Disney Chairman resigns after John Carter failure

Interesting (and fairly brief) article from CNN regarding Disney chairman Rich Ross resigning from his position as chairman at Walt Disney Studios after the film John Carter cost the studio a $200 million dollar loss:


I suppose someone’s head had to roll after the failure of that movie.

And yet…

The film’s score on RottenTomatoes.com was a very mediocre 51% among critics yet a decent enough 68% positive among audiences (read that here).  While these results may not be superb, one can’t help but wonder why the film seemed to keep people away in droves.

Looking over the comments in that article, there is much speculation about why the film failed.  Some felt that the movies massive $100 million marketing campaign was to blame, that they hadn’t even heard of the film until it was out and/or gone.  Others speculated that the film was hampered by using unknown actors instead of more recognizable faces.  Still others felt the fault lay in the very bland name of the film.

But the one thing I noted was that several posted comments, by people who appeared to have avoided the film entirely, noted that the whole thing looked silly and/or stupid.

The film’s failure can probably be attributed to all those things listed above, but I believe it is that last element that truly sealed the movie’s fate.  I recall rumors seeped out well before the film was released that Disney Studio heads were uneasy about the movie, even as they pumped massive amounts of money into its budget.  There was the feeling at least to me, that this film had the potential to be very bad.  When the promotional material finally came along, an already bad situation got worse.  Posters for the film were bland, plain and, frankly, underwhelming.  The theatrical trailers, likewise, were uninspired.  They didn’t give one much reason to think the final product was worth going to.

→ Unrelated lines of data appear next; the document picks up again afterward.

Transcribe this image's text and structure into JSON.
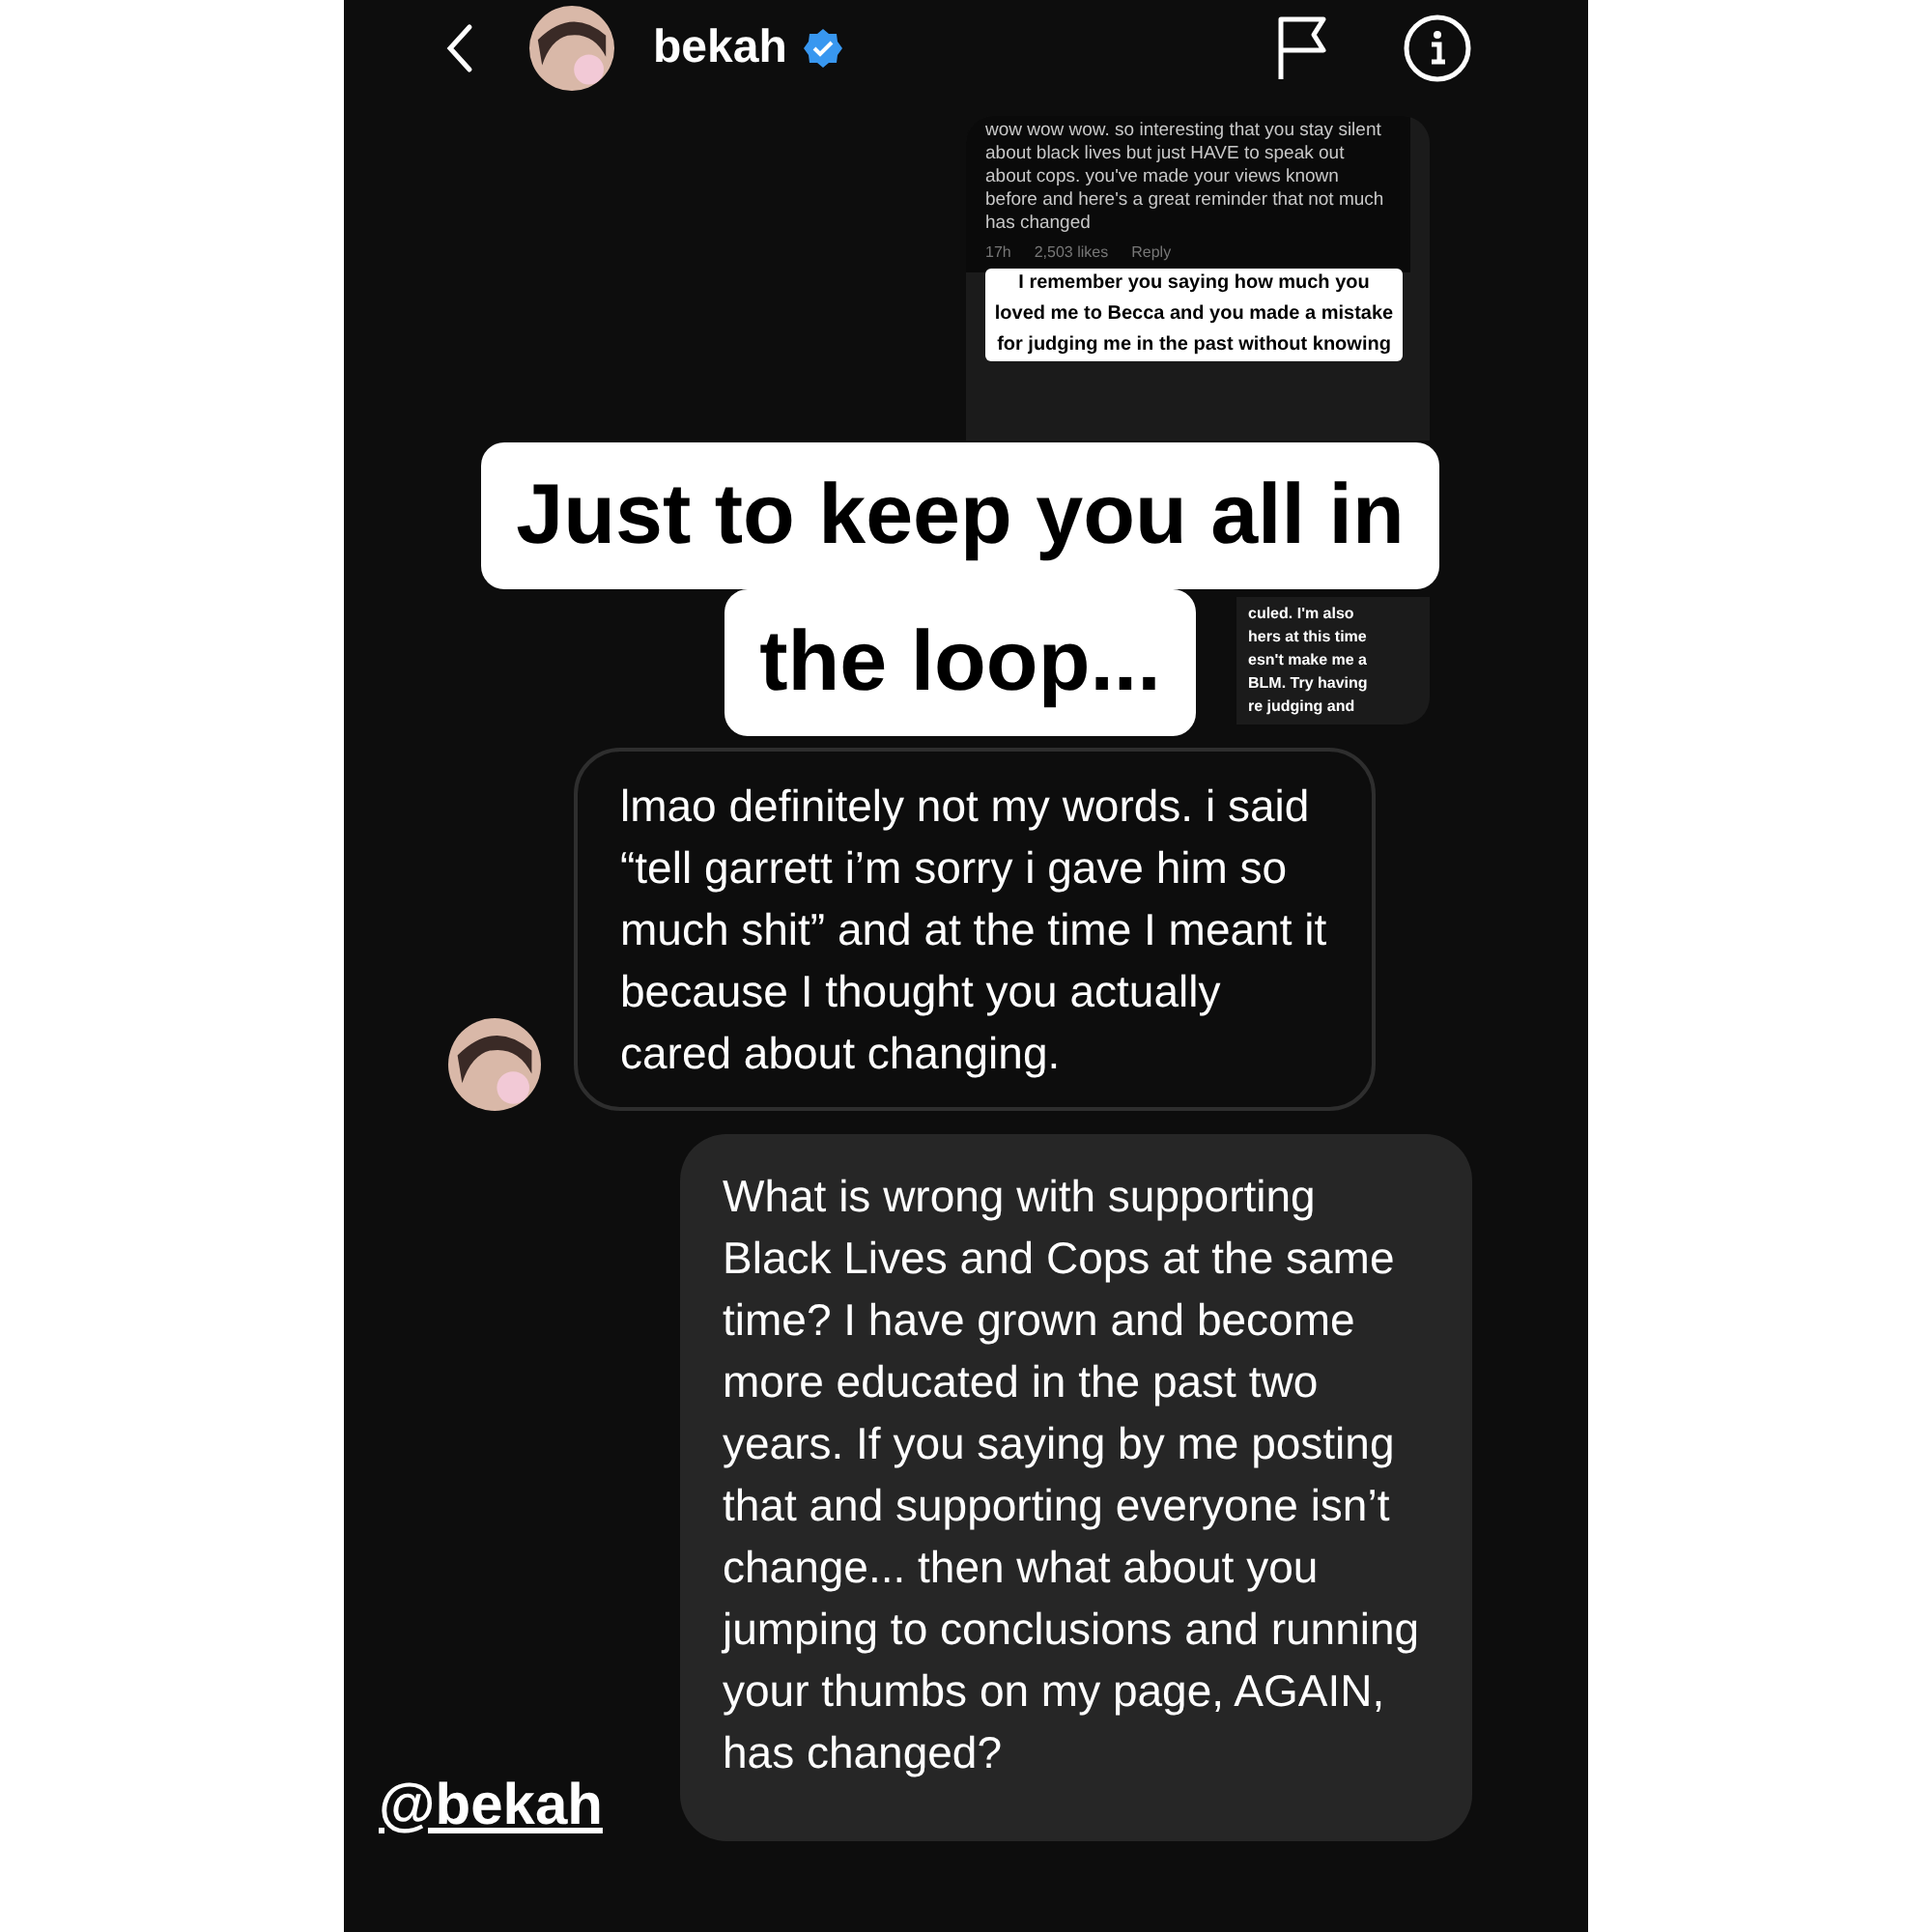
{
  "header": {
    "name": "bekah",
    "verified": true
  },
  "shared_post": {
    "comment": "wow wow wow. so interesting that you stay silent about black lives but just HAVE to speak out about cops. you've made your views known before and here's a great reminder that not much has changed",
    "comment_time": "17h",
    "comment_likes": "2,503 likes",
    "comment_reply": "Reply",
    "sticker_text": "I remember you saying how much you loved me to Becca and you made a mistake for judging me in the past without knowing",
    "hidden_lines": [
      "culed. I'm also",
      "hers at this time",
      "esn't make me a",
      "BLM. Try having",
      "re judging and"
    ]
  },
  "caption_lines": [
    "Just to keep you all in",
    "the loop..."
  ],
  "messages": [
    {
      "kind": "received",
      "text": "lmao definitely not my words. i said “tell garrett i’m sorry i gave him so much shit” and at the time I meant it because I thought you actually cared about changing."
    },
    {
      "kind": "sent",
      "text": "What is wrong with supporting Black Lives and Cops at the same time? I have grown and become more educated in the past two years. If you saying by me posting that and supporting everyone isn’t change... then what about you jumping to conclusions and running your thumbs on my page, AGAIN, has changed?"
    }
  ],
  "mention": "@bekah"
}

By that point, the early unease about John Carter became something much worse.  With the combination of rumors and at best mediocre advertisement, audiences now anticipated a bad film.  Not surprisingly, they were thus unwilling to spent their hard earned money on it, even in spite of early, generally positive audience reactions.  Nothing could convince many to give the movie a chance, something I still see reflected in some of the comments on that CNN article website.

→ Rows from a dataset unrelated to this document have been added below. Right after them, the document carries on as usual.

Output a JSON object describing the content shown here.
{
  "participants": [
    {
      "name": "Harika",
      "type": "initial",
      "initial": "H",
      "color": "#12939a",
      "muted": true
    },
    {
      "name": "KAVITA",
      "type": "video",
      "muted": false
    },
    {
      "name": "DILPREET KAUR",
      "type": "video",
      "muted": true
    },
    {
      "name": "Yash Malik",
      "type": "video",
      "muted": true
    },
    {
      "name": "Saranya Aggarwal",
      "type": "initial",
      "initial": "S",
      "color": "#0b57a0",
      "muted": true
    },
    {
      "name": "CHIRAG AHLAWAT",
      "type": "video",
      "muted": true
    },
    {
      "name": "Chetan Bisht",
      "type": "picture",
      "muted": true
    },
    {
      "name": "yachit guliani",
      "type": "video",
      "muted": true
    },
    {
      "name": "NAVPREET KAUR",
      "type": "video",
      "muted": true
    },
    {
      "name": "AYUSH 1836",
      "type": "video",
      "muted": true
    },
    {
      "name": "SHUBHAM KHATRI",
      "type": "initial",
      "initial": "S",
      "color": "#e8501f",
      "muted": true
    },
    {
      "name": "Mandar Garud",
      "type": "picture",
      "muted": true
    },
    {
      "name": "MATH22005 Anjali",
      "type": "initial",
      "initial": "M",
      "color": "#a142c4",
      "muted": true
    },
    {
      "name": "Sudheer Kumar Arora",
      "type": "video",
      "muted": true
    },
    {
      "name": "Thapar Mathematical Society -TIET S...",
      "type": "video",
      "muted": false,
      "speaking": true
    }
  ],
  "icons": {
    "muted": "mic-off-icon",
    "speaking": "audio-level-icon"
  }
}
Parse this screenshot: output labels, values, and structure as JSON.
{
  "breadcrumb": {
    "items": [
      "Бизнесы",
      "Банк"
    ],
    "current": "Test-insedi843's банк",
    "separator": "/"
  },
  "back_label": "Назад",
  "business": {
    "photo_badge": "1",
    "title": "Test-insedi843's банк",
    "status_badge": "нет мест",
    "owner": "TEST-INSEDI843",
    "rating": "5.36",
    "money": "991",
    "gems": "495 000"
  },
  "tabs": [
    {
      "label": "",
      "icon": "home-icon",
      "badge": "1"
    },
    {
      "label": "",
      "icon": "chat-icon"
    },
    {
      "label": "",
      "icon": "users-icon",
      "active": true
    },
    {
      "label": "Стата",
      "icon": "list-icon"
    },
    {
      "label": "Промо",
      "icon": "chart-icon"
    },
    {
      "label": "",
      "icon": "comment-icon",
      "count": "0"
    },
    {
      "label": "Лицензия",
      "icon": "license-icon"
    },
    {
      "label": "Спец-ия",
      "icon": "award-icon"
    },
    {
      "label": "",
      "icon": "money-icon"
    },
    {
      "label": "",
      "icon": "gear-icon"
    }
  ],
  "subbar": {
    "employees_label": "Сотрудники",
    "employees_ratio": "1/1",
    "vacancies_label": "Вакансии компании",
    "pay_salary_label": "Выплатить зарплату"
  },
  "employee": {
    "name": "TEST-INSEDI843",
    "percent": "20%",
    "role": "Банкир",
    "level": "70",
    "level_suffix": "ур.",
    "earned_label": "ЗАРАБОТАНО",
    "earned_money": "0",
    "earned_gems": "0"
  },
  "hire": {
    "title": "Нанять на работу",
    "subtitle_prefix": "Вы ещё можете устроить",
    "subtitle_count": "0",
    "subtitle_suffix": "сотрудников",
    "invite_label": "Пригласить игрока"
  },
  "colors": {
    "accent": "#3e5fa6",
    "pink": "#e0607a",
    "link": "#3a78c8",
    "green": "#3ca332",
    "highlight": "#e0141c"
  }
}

I suppose the bottom line is this:  The studios need to try their best to keep any –any– negative early word from leaving their doors and making its way to the internet (I know, just about impossible to do).  And if you’re going to spent $100 million on advertising your product, then make sure the firm you hired and spent that much money on actually does this well.

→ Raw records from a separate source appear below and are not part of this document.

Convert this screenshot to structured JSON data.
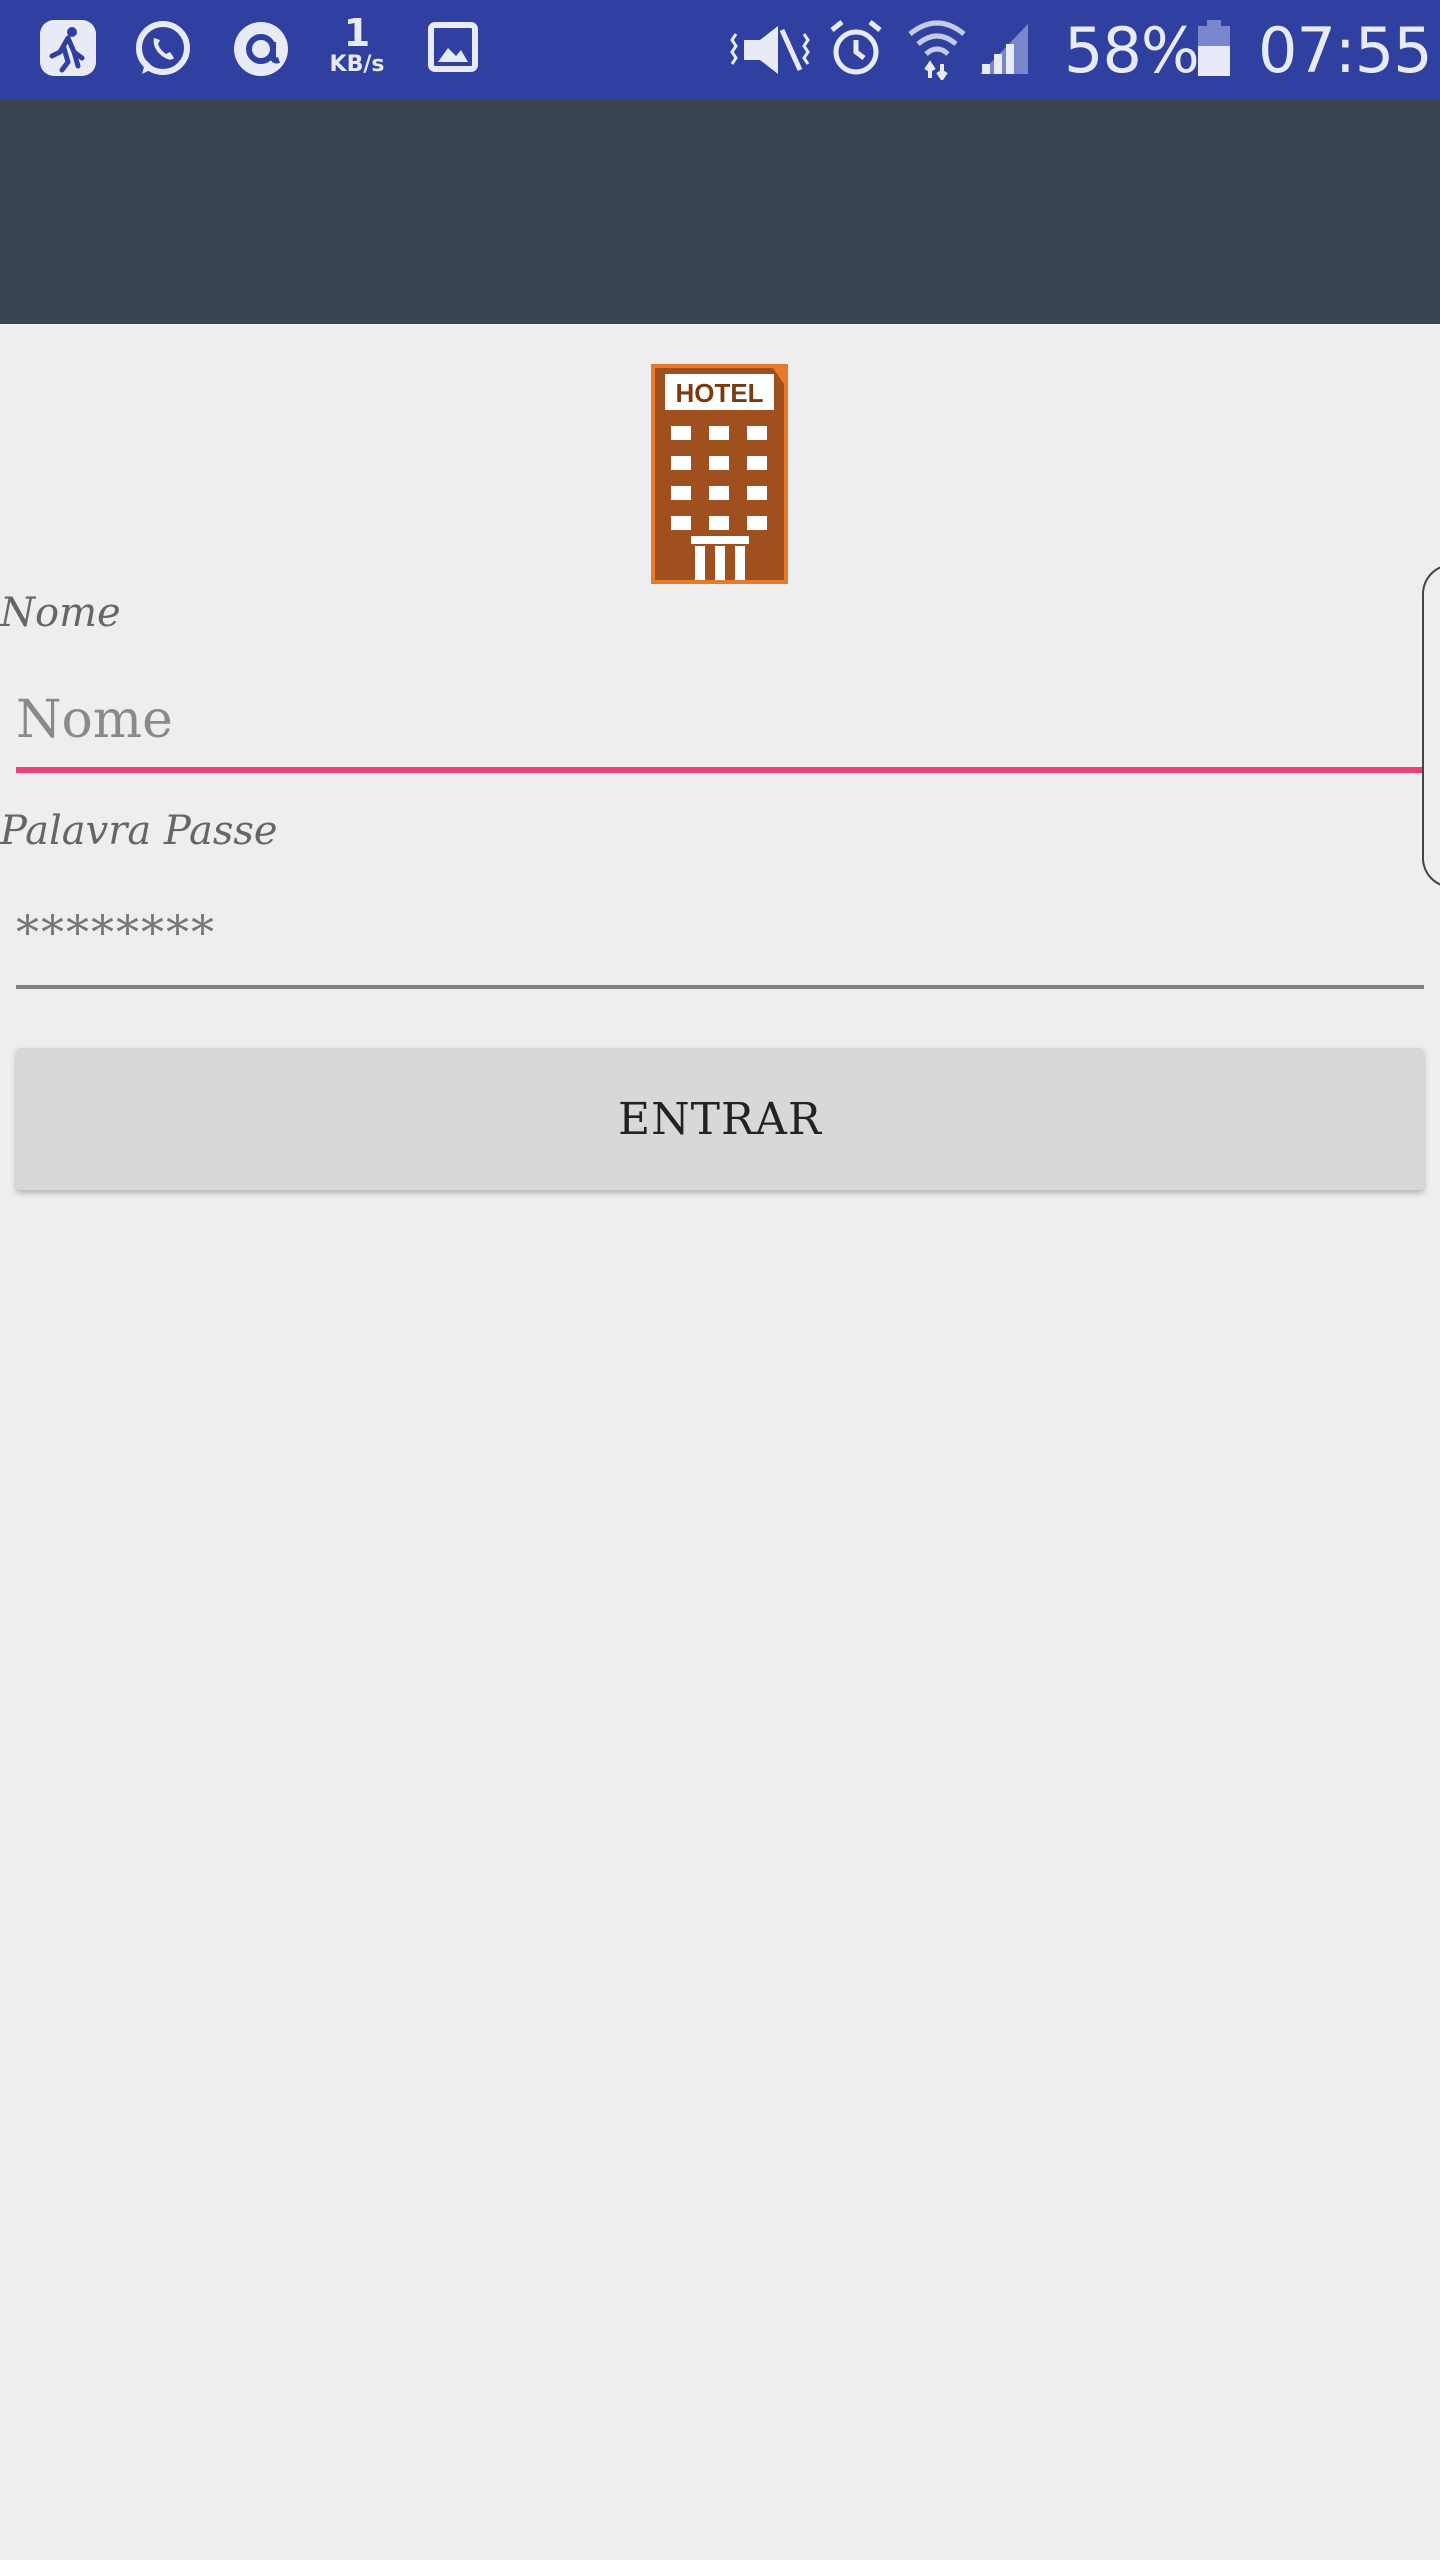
{
  "status_bar": {
    "icons_left": [
      "runner-app-icon",
      "whatsapp-icon",
      "at-sign-icon",
      "gallery-icon"
    ],
    "net_speed_value": "1",
    "net_speed_unit": "KB/s",
    "icons_right": [
      "vibrate-mute-icon",
      "alarm-icon",
      "wifi-icon",
      "signal-icon",
      "battery-icon"
    ],
    "battery_percent": "58%",
    "time": "07:55",
    "color": "#3040a0"
  },
  "app_bar": {
    "color": "#394550"
  },
  "logo": {
    "text": "HOTEL",
    "icon": "hotel-building-icon"
  },
  "form": {
    "name_label": "Nome",
    "name_placeholder": "Nome",
    "password_label": "Palavra Passe",
    "password_value": "********",
    "submit_label": "ENTRAR",
    "accent_color": "#ec407a"
  }
}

I suppose all this is easier said than done, hindsight is 20/20, and all those other cliches.  Regardless, I still scratch my head at how colossal a failure this film proved to be, especially when, in the end, it doesn’t seem like it was all that terrible to begin with.